Ancient Egyptian astronomy
- The birth of Re
- Re's creation
- The birth of the other gods
- Orion and Osiris
- Studying the night sky through monumental architecture
Ancient Egypt is a very interesting culture. Like most ancient cultures, ancient Egypt placed lots of importance on the sky and the heavenly bodies. Unlike anything on Earth, the heavens seemed to be unchanging and all-powerful. The idea that the heavens were all-powerful was reinforced by the fact that the sky was untouchable and impossible for humans to manipulate or even look closely at. For these reasons, the ancient Egyptian culture places a huge amount of importance on the sky, which can be seen in their mythology, cosmology, relationship with astronomy, and monumental structures.
The Egyptian creation myth is that first there was nothing but a giant body of water, known as Nun. Out of Nun arose an egg, which was Re, the sun (although he could take any form he chose). Re was all-powerful, and any name he spoke would come into being.
[...] The largest pyramid at Giza, the Great Pyramid of Cheops, is the most amazing demonstration by the ancient Egyptians to show their knowledge of the heavens and the Earth, and their devotion to those things. There are two shafts, originally thought to be for ventilation, which align almost perfectly with stars. One aligns with the star Thuban, in Draco. It is not a particularly significant star today, but when the pyramid was built, it was the star that matched most closely with the north celestial pole of the Earth. [...]
[...] The ancient Egyptian year was divided into 12 months with 30 days each. At the end of the year, there was an additional five days of hardcore partying. However, they also used another system to calculate time called decans. They separated the 360-degree sky into 36 sections of ten degrees. Each of these sections was called a decan, and was associated with a constellation in that decan. The decan is where the Greeks got their idea for the Zodiac.
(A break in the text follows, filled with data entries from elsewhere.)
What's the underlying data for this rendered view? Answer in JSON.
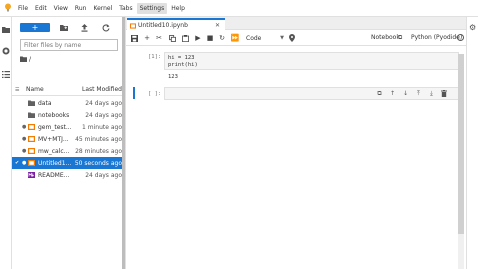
{
  "menubar": {
    "items": [
      "File",
      "Edit",
      "View",
      "Run",
      "Kernel",
      "Tabs",
      "Settings",
      "Help"
    ],
    "active": "Settings"
  },
  "filebrowser": {
    "new_label": "+",
    "filter_placeholder": "Filter files by name",
    "breadcrumb": "/",
    "columns": {
      "name": "Name",
      "modified": "Last Modified"
    },
    "rows": [
      {
        "name": "data",
        "modified": "24 days ago",
        "icon": "folder-icon"
      },
      {
        "name": "notebooks",
        "modified": "24 days ago",
        "icon": "folder-icon"
      },
      {
        "name": "gem_test...",
        "modified": "1 minute ago",
        "icon": "notebook-icon"
      },
      {
        "name": "MV+MTJ...",
        "modified": "45 minutes ago",
        "icon": "notebook-icon"
      },
      {
        "name": "mw_calc...",
        "modified": "28 minutes ago",
        "icon": "notebook-icon"
      },
      {
        "name": "Untitled1...",
        "modified": "50 seconds ago",
        "icon": "notebook-icon",
        "selected": true
      },
      {
        "name": "README...",
        "modified": "24 days ago",
        "icon": "markdown-icon"
      }
    ]
  },
  "notebook": {
    "tab_title": "Untitled10.ipynb",
    "cell_type": "Code",
    "label": "Notebook",
    "kernel": "Python (Pyodide)",
    "cells": [
      {
        "prompt": "[1]:",
        "source_line1": "hi = 123",
        "source_line2": "print(hi)",
        "output": "123"
      },
      {
        "prompt": "[ ]:"
      }
    ]
  },
  "colors": {
    "accent": "#1976d2",
    "logo": "#f5a623"
  }
}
The decan system matched up with the 12 month year, so each year, after their five days of fun, the Egyptians would start over both their 12 months and their 36 decans. [...]